Tesla took to its blog Wednesday to respond and defend itself to the self-proclaimed “Lemon Law King’s” Wisconsin lawsuit that said a car purchased by Robert Montgomery in Franklin, Wis. was faulty from the start.
The lawsuit was filed in Milwaukee County Circuit Court by attorney Vince Megna over Montgomery’s 2013 SP Sedan, which cost the Franklin doctor $94,777, plus $4,738 in Wisconsin sales tax.
In the lawsuit, Menga and Montgomery state that the car had been in the auto shop for more than 30 days due to various issues including inoperable door handles, paint defects and malfunctioning defrost. Montgomery also says the car failed to start, power up and charge at his home.
All of these defects, they said, put the car on in the trenches of Wisconsin’s lemon law, which states warranty-covered vehicles must be refunded or replaced after four defects. Montgomery claims in the lawsuit that he asked Tesla for his money back in November, but received nothing.
Tesla said they were “taken surprise” by the lawsuit, stating that they full-heartedly agree with lemon laws because they protect customers, but that in this case, the public should be “skeptical about the lawyer’s motivations.”
“The service record shows that the Tesla service team did everything reasonably possible to help his client and they were continuing their efforts to service his vehicle right up until the point the suit was filed with no warning. Indeed, our service team, which has been in contact with the customer numerous times since November, is still trying to resolve his stated concerns, many of which have elusive origins,” Tesla writes on its blog.
The green carmaker goes on to talk about how the claim is “unusual on several counts.”

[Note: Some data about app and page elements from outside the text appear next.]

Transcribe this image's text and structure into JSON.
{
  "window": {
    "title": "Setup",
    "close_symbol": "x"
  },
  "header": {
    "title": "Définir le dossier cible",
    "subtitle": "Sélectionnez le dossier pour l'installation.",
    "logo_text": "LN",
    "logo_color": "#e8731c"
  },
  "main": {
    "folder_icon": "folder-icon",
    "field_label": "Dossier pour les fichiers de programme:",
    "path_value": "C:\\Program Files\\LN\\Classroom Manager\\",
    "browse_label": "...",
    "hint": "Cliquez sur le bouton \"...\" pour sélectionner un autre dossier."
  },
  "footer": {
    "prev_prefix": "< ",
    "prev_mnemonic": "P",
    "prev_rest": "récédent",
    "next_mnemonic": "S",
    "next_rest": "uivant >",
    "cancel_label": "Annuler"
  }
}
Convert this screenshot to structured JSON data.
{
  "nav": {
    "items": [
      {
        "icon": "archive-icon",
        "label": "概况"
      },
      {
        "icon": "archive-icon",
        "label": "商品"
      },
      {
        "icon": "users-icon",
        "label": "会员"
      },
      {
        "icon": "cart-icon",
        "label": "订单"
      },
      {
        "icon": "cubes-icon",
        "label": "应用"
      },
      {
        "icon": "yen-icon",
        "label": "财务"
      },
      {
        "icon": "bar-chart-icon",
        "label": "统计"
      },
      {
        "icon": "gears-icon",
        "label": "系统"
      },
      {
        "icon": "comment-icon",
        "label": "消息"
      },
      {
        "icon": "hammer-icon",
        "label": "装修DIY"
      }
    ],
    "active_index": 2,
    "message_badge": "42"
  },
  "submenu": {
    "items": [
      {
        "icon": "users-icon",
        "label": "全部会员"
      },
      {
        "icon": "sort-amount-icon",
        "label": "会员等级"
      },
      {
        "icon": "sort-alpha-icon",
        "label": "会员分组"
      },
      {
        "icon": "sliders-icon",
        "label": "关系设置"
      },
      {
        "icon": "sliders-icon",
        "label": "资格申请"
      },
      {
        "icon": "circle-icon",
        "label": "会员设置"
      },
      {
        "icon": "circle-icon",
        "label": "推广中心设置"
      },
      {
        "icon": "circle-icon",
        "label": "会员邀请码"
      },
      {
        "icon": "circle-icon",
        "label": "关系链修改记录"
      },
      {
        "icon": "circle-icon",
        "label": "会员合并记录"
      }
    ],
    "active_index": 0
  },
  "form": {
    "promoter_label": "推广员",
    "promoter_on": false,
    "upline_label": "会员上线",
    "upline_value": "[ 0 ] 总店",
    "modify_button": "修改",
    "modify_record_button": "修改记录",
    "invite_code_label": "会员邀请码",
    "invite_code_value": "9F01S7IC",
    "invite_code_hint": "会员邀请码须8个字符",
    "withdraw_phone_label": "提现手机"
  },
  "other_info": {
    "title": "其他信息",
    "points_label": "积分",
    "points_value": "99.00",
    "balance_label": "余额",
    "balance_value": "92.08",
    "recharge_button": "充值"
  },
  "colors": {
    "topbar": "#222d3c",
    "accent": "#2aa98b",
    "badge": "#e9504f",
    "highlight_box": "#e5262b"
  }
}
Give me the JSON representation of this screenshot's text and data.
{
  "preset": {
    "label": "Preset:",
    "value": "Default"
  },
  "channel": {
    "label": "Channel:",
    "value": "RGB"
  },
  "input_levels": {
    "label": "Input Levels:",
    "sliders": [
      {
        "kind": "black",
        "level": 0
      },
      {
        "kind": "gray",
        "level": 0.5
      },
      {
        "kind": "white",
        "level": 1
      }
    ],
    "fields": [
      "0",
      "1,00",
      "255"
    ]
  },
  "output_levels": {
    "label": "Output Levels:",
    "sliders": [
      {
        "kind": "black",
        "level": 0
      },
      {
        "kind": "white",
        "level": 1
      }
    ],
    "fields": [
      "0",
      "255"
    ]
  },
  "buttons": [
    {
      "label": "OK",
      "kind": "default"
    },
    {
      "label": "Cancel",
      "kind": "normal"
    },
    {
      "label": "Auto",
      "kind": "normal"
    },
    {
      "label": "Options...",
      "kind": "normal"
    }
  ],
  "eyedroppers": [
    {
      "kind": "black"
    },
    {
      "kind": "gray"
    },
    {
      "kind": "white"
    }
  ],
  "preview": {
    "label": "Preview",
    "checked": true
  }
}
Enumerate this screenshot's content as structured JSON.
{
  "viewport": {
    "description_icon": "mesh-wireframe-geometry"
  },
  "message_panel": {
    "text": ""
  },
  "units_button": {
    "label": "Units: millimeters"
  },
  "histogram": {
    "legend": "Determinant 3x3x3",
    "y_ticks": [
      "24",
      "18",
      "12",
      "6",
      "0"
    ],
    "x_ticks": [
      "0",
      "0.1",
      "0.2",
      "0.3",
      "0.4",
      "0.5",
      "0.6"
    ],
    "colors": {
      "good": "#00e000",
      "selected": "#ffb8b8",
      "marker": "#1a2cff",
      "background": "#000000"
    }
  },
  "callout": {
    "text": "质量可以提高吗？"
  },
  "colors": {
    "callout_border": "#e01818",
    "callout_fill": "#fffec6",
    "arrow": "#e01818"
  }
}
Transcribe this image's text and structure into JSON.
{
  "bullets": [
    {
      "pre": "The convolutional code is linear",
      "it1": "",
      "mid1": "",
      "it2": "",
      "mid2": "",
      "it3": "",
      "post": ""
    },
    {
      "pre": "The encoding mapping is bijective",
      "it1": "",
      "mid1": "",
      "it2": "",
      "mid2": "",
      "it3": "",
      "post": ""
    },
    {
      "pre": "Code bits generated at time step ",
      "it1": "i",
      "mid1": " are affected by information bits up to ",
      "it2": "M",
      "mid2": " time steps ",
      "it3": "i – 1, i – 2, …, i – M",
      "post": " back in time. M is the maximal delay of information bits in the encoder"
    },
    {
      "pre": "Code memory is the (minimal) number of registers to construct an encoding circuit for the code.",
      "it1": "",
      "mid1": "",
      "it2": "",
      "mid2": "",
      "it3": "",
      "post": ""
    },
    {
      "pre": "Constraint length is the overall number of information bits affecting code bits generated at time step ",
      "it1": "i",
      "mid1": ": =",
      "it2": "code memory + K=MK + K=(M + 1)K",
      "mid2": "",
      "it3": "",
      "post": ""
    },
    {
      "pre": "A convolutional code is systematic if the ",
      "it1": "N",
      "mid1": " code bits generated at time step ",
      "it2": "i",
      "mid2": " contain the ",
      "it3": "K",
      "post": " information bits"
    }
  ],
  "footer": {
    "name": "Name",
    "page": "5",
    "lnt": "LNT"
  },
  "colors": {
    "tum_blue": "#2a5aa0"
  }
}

“For a start, it contradicts the general customer experience as measured by outside surveys,” the blog goes on to say. “The annual ‘Consumer Reports’ survey, for instance, gave Model S top marksfor owner satisfaction, with a score of 99/100, the highest rating of any car ever. That doesn’t mean a single customer can’t have a bad overall experience, but it makes it highly unlikely. The claim also doesn’t jibe with the other accolades afforded to the car, including ‘Consumer Reports’’ ‘Best Overall’ designation for its Top Picks 2014 awards, and the 2013 Motor Trend Car of the Year award.
Tesla also says there are several inaccuracies in the lawyer’s story. For instance, Montgomery did not make three demands for a buy-back. He only made one in letter form in November 2013 as a prerequisite for pursuing the claim in Wisconsin. Tesla says its customer service team was in close contact with Montgomery both before and after the letter was sent, and talk of a buy-back never happened.
“To give you a sense of our service relationship with this customer, it’s worth considering our efforts to resolve two of his main complaints, “ the blog says. “One related to malfunctioning door handles. Even though our service team wasn’t able to replicate the issue with the door handles as described, we replaced all the handles anyway. Despite the fix, the customer said the problem persisted. We were never able to reproduce the alleged malfunction but offered to inspect the car again and are still trying to do so.”
Tesla says it also did everything they could to address the issue that the car’s fuse blew out several times, writing: “our engineers explored all possible explanations and were never able to find anything wrong with the car. Still, just to be sure, we replaced several parts that could have been related to the alleged problem – all at no expense to the customer. When the fuse kept blowing despite the new parts, and faced with no diagnosis showing anything wrong with the car, the engineers were moved to consider the possibility that the fuse had been tampered with. After investigating, they determined that the car’s front trunk had been opened immediately before the fuse failure on each of these occasions. (The fuse is accessed through the front trunk.) Ultimately, Tesla service applied non-tamper tape to the fuse switch. From that point on, the fuse performed flawlessly.”
Tesla also noted that Montgomery filed a lemon law suit against Volvo in February 2013, also with Menga.
Source: Tesla Motors Blog